The most recent permutation of a long-running dispute between residents and owners of Chula Vista’s mobile home parks has ended in a deadlock.
In a report to the City Council, city staff said a mediation process between the two stakeholder groups, which included seven residents and seven owners, has ended in impasse, and all parties are now searching for a way to move forward.
The failed mediation process was funded by the city. Stacy Kurz, a senior project coordinator, said $15,000 had been allocated for the project, but not all of it was spent.
The dispute centers on a city ordinance that requires park owners to compensate residents if the land on which their homes stand is ever given over to another purpose.
Residents say the compensation scheme currently offered is inadequate, and can result in elderly tenants being forced out of their homes with virtually no compensation.
Owners say they’re in no position to offer better assistance, citing a rent control ordinance that cuts into their revenues and profit margins.
The ordinance currently restricts rental increases to no more than three percent per year, and as the increases are tied to the consumer price index, in many years the increase is far less than that.

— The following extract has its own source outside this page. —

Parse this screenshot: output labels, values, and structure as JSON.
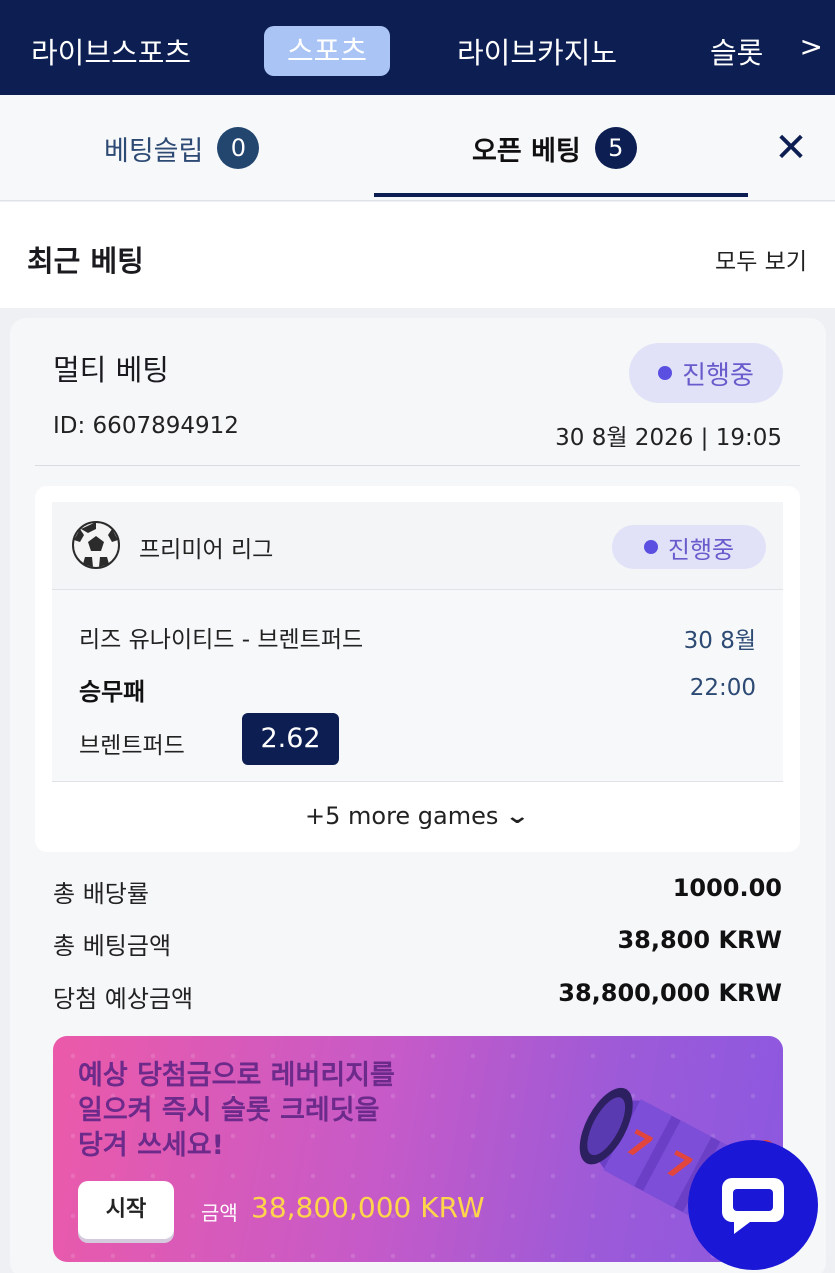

Residents have been unwilling to negotiate a change in the rent control policies, and the owners refused to discuss a new compensation scheme.
Steve Molski, a park resident and part of a stakeholder committee that entered the mediation process, said the current scheme leaves residents exposed in the event of a park shutdown.
“You cannot move a coach, especially a double-wide, out of the park for $3,000 … it can cost as much as $10,000 to do that,” said Molski.
For those on a fixed income, such a cost is out of reach, and residents would like to see the city adjust its “closure ordinance” to offer more protection for residents, which currently offers a maximum of $3,000 of compensation.
Although being forced to move is expensive, the situation is made even worse by the fact that some mobile homes cannot be moved at all when a park is closed. Older homes are often prohibited from entering newer parks, so a coach that may be structurally sound and livable where it is, becomes worthless if it ever needs to be relocated.
The city instituted a rent control ordinance in the 1980s that sets restrictions on how much and how often rents can be raised in a given park.
Owner Randall Terry said the controls make it hard to keep a mobile home park running in the black, and points to cities like El Cajon, which lack a rent control ordinance, and often have significantly higher rents that are closer to market rate.
Terry said it was unfair for the city to use mobile home parks, privately run businesses that receive no tax breaks or other government assistance, as de facto providers of low income housing in the city.
“If we’ve said it once, we’ve said it a hundred times; we never asked to be your low income affordable housing provider,” Terry said. He said it was time for the city to do away with rent control, or at least to allow individual spaces to revert to market value as they are vacated.